Aim of the task: Copy the data exactly, line for line.

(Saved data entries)
*** Block opens ***
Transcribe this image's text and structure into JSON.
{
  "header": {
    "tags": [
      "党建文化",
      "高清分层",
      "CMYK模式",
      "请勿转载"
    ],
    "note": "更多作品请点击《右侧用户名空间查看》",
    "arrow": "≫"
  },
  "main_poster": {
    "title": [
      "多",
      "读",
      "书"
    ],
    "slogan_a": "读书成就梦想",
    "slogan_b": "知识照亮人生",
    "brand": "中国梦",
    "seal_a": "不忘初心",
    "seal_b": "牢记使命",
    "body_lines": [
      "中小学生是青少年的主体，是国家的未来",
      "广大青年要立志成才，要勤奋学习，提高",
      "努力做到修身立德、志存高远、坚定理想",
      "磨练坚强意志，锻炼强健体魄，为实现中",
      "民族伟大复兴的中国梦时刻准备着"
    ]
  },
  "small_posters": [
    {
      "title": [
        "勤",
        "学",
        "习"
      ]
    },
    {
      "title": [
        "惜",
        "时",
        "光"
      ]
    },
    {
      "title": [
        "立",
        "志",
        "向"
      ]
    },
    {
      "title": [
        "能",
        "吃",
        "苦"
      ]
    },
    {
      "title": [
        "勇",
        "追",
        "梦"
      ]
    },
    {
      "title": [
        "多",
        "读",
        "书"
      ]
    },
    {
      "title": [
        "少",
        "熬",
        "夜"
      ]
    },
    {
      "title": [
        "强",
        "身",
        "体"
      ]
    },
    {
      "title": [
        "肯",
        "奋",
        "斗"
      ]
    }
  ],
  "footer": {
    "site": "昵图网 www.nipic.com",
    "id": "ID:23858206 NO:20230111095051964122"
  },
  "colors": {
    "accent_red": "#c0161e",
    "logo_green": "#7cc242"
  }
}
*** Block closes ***
Response for this exercise:
Transcribe this image's text and structure into JSON.
{
  "header": {
    "tags": [
      "党建文化",
      "高清分层",
      "CMYK模式",
      "请勿转载"
    ],
    "note": "更多作品请点击《右侧用户名空间查看》",
    "arrow": "≫"
  },
  "main_poster": {
    "title": [
      "多",
      "读",
      "书"
    ],
    "slogan_a": "读书成就梦想",
    "slogan_b": "知识照亮人生",
    "brand": "中国梦",
    "seal_a": "不忘初心",
    "seal_b": "牢记使命",
    "body_lines": [
      "中小学生是青少年的主体，是国家的未来",
      "广大青年要立志成才，要勤奋学习，提高",
      "努力做到修身立德、志存高远、坚定理想",
      "磨练坚强意志，锻炼强健体魄，为实现中",
      "民族伟大复兴的中国梦时刻准备着"
    ]
  },
  "small_posters": [
    {
      "title": [
        "勤",
        "学",
        "习"
      ]
    },
    {
      "title": [
        "惜",
        "时",
        "光"
      ]
    },
    {
      "title": [
        "立",
        "志",
        "向"
      ]
    },
    {
      "title": [
        "能",
        "吃",
        "苦"
      ]
    },
    {
      "title": [
        "勇",
        "追",
        "梦"
      ]
    },
    {
      "title": [
        "多",
        "读",
        "书"
      ]
    },
    {
      "title": [
        "少",
        "熬",
        "夜"
      ]
    },
    {
      "title": [
        "强",
        "身",
        "体"
      ]
    },
    {
      "title": [
        "肯",
        "奋",
        "斗"
      ]
    }
  ],
  "footer": {
    "site": "昵图网 www.nipic.com",
    "id": "ID:23858206 NO:20230111095051964122"
  },
  "colors": {
    "accent_red": "#c0161e",
    "logo_green": "#7cc242"
  }
}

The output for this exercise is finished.